Page and application data records
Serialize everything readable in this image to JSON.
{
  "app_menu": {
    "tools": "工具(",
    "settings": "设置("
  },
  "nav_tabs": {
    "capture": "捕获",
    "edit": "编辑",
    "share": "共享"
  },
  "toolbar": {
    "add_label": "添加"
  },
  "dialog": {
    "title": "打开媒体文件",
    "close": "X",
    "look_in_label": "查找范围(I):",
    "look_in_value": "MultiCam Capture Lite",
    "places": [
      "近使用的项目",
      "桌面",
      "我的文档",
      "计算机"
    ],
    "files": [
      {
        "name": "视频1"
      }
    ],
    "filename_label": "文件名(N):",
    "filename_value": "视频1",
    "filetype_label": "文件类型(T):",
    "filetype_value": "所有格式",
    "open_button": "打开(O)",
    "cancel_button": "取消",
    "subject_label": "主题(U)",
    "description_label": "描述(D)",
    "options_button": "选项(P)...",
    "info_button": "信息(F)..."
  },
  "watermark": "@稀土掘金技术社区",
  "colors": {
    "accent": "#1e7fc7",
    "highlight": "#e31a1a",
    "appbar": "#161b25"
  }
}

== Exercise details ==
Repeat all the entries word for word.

== Solution ==
Serialize everything readable in this image to JSON.
{
  "app_menu": {
    "tools": "工具(",
    "settings": "设置("
  },
  "nav_tabs": {
    "capture": "捕获",
    "edit": "编辑",
    "share": "共享"
  },
  "toolbar": {
    "add_label": "添加"
  },
  "dialog": {
    "title": "打开媒体文件",
    "close": "X",
    "look_in_label": "查找范围(I):",
    "look_in_value": "MultiCam Capture Lite",
    "places": [
      "近使用的项目",
      "桌面",
      "我的文档",
      "计算机"
    ],
    "files": [
      {
        "name": "视频1"
      }
    ],
    "filename_label": "文件名(N):",
    "filename_value": "视频1",
    "filetype_label": "文件类型(T):",
    "filetype_value": "所有格式",
    "open_button": "打开(O)",
    "cancel_button": "取消",
    "subject_label": "主题(U)",
    "description_label": "描述(D)",
    "options_button": "选项(P)...",
    "info_button": "信息(F)..."
  },
  "watermark": "@稀土掘金技术社区",
  "colors": {
    "accent": "#1e7fc7",
    "highlight": "#e31a1a",
    "appbar": "#161b25"
  }
}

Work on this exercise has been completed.